↓↓↓

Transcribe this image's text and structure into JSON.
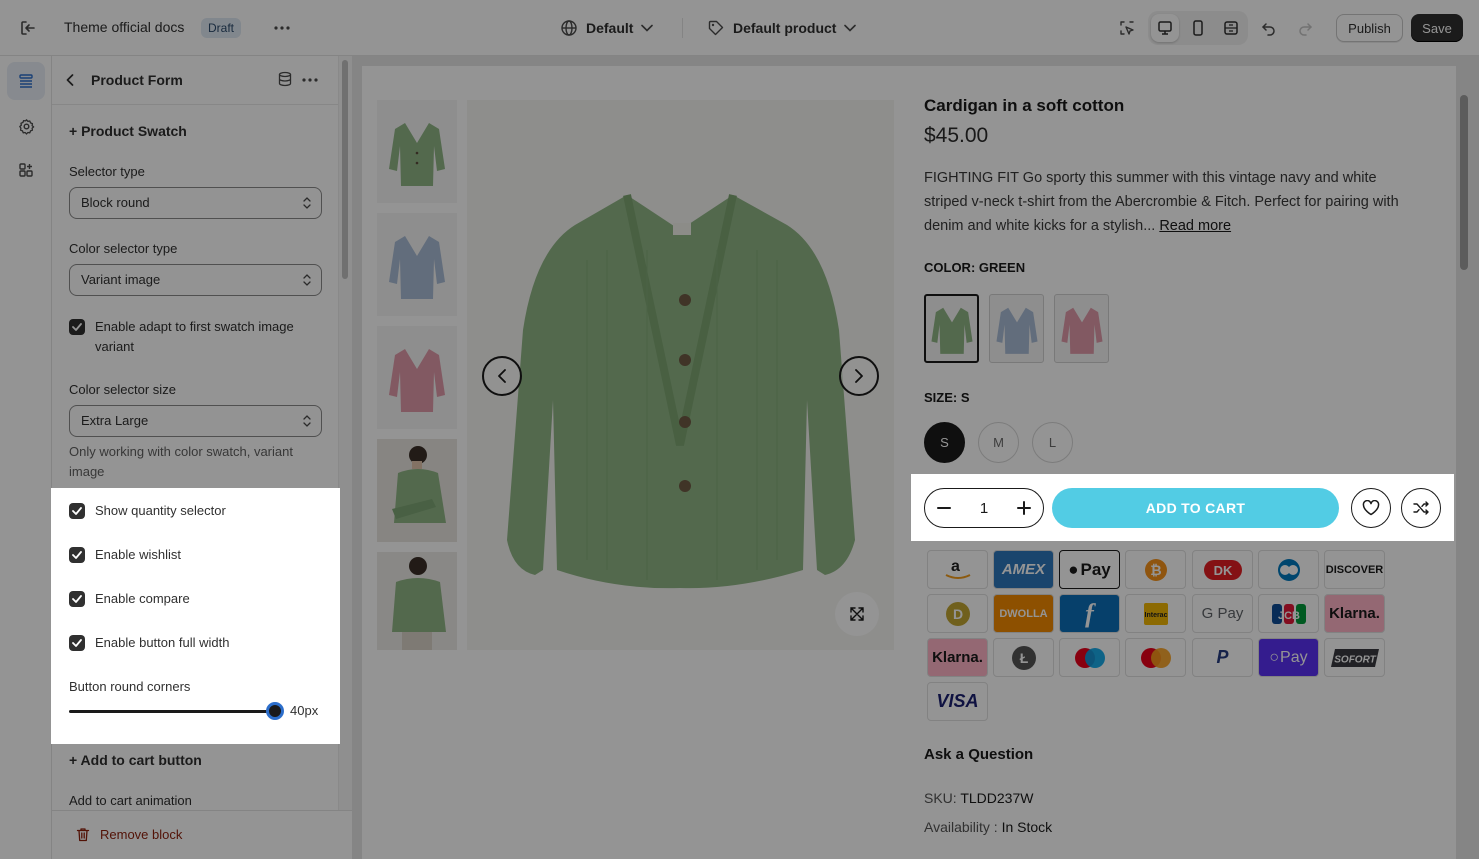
{
  "topbar": {
    "title": "Theme official docs",
    "status": "Draft",
    "theme_label": "Default",
    "template_label": "Default product",
    "publish_label": "Publish",
    "save_label": "Save"
  },
  "rail": {
    "items": [
      {
        "icon": "sections-icon",
        "active": true
      },
      {
        "icon": "gear-icon",
        "active": false
      },
      {
        "icon": "apps-icon",
        "active": false
      }
    ]
  },
  "panel": {
    "title": "Product Form",
    "section_swatch": "+ Product Swatch",
    "selector_type_label": "Selector type",
    "selector_type_value": "Block round",
    "color_selector_type_label": "Color selector type",
    "color_selector_type_value": "Variant image",
    "adapt_label": "Enable adapt to first swatch image variant",
    "color_selector_size_label": "Color selector size",
    "color_selector_size_value": "Extra Large",
    "size_help": "Only working with color swatch, variant image",
    "show_qty_label": "Show quantity selector",
    "wishlist_label": "Enable wishlist",
    "compare_label": "Enable compare",
    "full_width_label": "Enable button full width",
    "round_corners_label": "Button round corners",
    "round_corners_value": "40px",
    "round_corners_level": 1.0,
    "section_cart": "+ Add to cart button",
    "animation_label": "Add to cart animation",
    "remove_label": "Remove block"
  },
  "product": {
    "title": "Cardigan in a soft cotton",
    "price": "$45.00",
    "description": "FIGHTING FIT Go sporty this summer with this vintage navy and white striped v-neck t-shirt from the Abercrombie & Fitch. Perfect for pairing with denim and white kicks for a stylish...",
    "read_more": "Read more",
    "color_label": "COLOR: GREEN",
    "size_label": "SIZE: S",
    "sizes": [
      "S",
      "M",
      "L"
    ],
    "quantity": "1",
    "add_to_cart": "ADD TO CART",
    "ask": "Ask a Question",
    "sku_key": "SKU:",
    "sku_value": "TLDD237W",
    "avail_key": "Availability :",
    "avail_value": "In Stock"
  },
  "payments": {
    "amex": "AMEX",
    "apple_pay": "Pay",
    "dwolla": "DWOLLA",
    "interac": "Interac",
    "gpay": "G Pay",
    "jcb": "JCB",
    "klarna": "Klarna.",
    "opay": "Pay",
    "sofort": "SOFORT",
    "visa": "VISA",
    "discover": "DISCOVER"
  },
  "colors": {
    "accent": "#52cce4",
    "dark": "#303030",
    "sweater_green": "#8fb585",
    "sweater_blue": "#a9bcd6",
    "sweater_pink": "#e09aaa"
  }
}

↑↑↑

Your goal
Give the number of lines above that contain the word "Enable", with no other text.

Answer below
4